By Marc Weiszer
In the last five weeks, as No. 4 Georgia picked up steam en route to Saturday’s SEC championship showdown with Alabama, quarterback Jake Fromm has been as well-protected as a bubble-wrapped present delivered for the holidays.
After getting sacked three times in a blowout loss at LSU, opposing defenses have sacked him just once and none in the last four games.
Now comes finding a way to slow down Crimson Tide nose guard Quinnen Williams, “the ultimate challenge,” Georgia coach Kirby Smart said.
“He’s extremely quick, extremely athletic,” Smart said. “He uses his leverage well. He’s powerful.”

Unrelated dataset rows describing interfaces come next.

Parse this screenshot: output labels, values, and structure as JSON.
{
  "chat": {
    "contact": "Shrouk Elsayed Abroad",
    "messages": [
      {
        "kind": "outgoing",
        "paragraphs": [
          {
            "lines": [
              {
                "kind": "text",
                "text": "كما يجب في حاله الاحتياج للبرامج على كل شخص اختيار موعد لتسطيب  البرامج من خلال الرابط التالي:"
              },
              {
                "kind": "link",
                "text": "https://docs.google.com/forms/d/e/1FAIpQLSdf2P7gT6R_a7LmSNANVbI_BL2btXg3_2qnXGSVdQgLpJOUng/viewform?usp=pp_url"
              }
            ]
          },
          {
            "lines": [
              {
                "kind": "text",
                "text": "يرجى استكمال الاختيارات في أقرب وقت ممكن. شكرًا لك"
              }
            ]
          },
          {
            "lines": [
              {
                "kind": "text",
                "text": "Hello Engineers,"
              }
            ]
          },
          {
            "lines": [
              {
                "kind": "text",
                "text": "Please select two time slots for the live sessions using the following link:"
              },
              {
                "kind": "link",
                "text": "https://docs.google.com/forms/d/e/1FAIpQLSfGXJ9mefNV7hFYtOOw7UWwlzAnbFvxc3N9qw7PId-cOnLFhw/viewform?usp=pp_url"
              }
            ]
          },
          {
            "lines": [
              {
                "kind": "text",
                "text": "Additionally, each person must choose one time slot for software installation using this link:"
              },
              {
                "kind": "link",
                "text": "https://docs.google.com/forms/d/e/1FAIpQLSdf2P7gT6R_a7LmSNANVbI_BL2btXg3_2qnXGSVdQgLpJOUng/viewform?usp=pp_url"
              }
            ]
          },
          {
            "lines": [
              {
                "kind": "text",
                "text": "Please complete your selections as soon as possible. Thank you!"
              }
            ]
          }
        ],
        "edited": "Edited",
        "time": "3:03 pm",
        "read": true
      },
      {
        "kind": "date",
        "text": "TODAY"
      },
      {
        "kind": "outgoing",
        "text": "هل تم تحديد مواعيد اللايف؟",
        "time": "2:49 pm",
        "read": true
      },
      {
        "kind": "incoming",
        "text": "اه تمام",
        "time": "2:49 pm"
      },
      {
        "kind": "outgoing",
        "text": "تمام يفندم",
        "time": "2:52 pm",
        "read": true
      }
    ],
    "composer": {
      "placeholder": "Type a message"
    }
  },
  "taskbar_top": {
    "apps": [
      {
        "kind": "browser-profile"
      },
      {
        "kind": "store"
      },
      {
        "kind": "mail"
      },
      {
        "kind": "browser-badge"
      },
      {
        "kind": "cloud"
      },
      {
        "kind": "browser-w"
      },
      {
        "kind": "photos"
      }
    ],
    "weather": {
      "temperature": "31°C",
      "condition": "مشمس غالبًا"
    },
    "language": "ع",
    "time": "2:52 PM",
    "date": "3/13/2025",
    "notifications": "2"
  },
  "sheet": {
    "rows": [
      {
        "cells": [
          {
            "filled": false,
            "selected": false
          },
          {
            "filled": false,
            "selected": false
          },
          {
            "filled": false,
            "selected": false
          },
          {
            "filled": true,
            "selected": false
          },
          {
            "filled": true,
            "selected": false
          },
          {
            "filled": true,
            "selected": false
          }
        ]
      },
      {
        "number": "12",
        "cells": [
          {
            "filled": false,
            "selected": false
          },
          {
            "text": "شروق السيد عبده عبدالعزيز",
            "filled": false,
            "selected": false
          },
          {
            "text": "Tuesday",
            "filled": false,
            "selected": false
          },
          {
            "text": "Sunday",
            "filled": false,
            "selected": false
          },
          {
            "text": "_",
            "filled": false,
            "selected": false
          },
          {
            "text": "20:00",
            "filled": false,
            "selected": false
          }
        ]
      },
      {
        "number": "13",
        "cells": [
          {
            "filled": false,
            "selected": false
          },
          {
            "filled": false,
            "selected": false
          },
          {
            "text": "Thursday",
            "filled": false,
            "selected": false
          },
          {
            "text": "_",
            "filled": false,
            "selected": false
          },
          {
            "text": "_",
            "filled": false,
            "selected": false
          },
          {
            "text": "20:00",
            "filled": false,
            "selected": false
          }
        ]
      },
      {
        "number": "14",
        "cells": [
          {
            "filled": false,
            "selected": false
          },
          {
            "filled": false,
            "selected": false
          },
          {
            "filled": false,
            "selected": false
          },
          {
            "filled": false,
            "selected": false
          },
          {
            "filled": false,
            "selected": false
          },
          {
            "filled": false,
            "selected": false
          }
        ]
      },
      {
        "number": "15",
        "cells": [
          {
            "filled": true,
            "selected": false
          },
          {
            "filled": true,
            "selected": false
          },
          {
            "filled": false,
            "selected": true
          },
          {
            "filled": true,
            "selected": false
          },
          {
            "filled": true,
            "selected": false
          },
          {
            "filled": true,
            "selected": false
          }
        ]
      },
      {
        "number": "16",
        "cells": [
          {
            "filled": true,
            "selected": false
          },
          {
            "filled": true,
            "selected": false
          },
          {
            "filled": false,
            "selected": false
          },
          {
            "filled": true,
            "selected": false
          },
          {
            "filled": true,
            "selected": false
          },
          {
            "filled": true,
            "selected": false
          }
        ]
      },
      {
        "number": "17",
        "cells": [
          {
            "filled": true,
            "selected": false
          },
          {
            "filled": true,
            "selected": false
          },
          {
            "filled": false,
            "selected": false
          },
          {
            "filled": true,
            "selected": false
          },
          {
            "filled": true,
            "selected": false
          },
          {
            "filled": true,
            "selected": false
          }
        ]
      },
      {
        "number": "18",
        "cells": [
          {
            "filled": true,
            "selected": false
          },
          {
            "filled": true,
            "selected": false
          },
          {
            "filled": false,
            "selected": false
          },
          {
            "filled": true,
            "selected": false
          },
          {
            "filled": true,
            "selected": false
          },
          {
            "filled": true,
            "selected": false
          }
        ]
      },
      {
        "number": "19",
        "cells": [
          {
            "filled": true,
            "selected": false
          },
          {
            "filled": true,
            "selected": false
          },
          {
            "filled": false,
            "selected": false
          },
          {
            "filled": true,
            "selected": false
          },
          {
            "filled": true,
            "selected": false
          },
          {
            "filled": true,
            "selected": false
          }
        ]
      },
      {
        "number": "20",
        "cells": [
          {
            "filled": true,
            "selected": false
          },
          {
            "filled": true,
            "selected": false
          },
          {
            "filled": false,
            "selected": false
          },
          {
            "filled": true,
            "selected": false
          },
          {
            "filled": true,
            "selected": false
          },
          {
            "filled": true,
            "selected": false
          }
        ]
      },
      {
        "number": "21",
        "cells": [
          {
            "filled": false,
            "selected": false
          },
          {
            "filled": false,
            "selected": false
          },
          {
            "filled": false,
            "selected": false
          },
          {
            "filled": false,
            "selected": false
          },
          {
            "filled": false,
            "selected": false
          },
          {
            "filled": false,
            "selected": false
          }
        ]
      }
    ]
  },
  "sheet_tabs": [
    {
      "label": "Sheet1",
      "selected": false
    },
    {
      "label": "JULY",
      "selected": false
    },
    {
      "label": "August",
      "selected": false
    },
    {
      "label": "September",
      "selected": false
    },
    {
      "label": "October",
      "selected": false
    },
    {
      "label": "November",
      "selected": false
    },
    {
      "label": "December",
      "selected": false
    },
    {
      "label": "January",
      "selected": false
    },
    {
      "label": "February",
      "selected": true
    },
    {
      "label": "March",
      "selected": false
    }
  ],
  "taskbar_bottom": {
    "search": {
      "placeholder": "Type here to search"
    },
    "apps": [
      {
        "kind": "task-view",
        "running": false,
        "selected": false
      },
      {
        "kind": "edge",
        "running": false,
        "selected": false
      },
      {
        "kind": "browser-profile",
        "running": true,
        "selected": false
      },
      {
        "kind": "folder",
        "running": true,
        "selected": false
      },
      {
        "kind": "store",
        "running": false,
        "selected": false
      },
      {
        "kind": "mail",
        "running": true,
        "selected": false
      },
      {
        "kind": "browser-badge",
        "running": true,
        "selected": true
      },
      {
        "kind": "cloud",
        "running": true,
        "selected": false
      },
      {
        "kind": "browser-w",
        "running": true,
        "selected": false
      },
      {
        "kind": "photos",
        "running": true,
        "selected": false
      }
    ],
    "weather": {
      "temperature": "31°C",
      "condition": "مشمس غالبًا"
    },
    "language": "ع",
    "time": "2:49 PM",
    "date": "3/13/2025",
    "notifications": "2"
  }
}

It’s a tough assignment primarily for Georgia senior center Lamont Gaillard as well as guards Solomon Kindley and Tray Hill (if injuries keep Ben Cleveland and Cade Mays on the sideline).
“I’m not going to give any offensive line an advantage playing against him, he’s just had that kind of a year,” said SEC Network analyst Cole Cubelic. “He’s been completely destructive, seemingly unstoppable and a guy who can utilize a pretty elite combination of quickness and power. They’re going to have their hands full.”
The 6-foot-4, 295-pound Williams’ pro stock has jumped to the sixth-rated player for the 2018 NFL draft on ESPN analyst Todd McShay’s rankings.
The redshirt sophomore has 5.5 of his seven sacks the past four games, third most in the nation during that stretch, according to CFBstats.com, and leads No. 1 Alabama this season with 11 quarterback hurries and 16 tackles for loss, second most in the SEC.
“We didn’t do a good job game-planning for him, we didn’t block him,” said Tennessee coach Jeremy Pruitt, who worked with Williams last season as defensive coordinator at Alabama. “I think Quinnen is highly motivated. He’s a really good competitor. He’s instinctive. He studies the game and he plays hard. He can rush the quarterback, he can play the run. He’s hard to block.”
No wonder he’s a finalist for the Nagurski Trophy and Bednarik Award for nation’s best defensive player and Outland Trophy for top interior lineman.
“He’s a really, really good player,” Georgia running back Elijah Holyfield said. “We’ll definitely have to game plan for him.”
Williams, third on Alabama with 58 tackles, does most of his damage lined up over the center and guards.
“They do a great job of rushing the front of the pocket,” Fromm said. “It is what it is. My feet have to be quicker.”
Georgia also will have to contend with defensive end Isaiah Buggs (9.5 sacks), who may be slowed after sustaining a hyperextended knee against Auburn, and linebacker Christian Miler (7.5 sacks). Defensive end Raekwon Davis had a sack and interception against Georgia in the national title game.
Williams played in Alabama’s 26-23 overtime win last season against Georgia, but not much. He had two tackles during a season in which he had 20 tackles, including six and a half for loss as a backup.
Even in week three in the SEC opener this year, he wasn’t a focal point of Ole Miss’ scouting report.
“You didn’t know much about him coming into the game because he was kind of in the background,” Ole Miss coach Matt Luke said. “After watching the tape, I was very, very impressed with him, definitely one of the top D-linemen we’ve faced.”
Williams recorded Alabama’s first safety since 2015 against Missouri and two games later racked up 10 tackles and 2.5 sacks at LSU.
“I’ve been trying to do my part, do what I’m supposed to do for the defense; just execute to my abilities,” he said.
He’s studied Gaillard on film and says he’s impressed with “just the way he comes off the ball, the strength that he has in the run game, and just the overall smartness that he has.”
He’ll have to use those smarts to counterbalance Williams.
“Biggest thing is being fundamentally sound, have a good pad level, and being able to put ourselves in positive situations in the right plays,” Smart said. “You’ve got to do a good job mixing things up. You’ve got to stay balanced, and you’ve got to stay consistent with it.”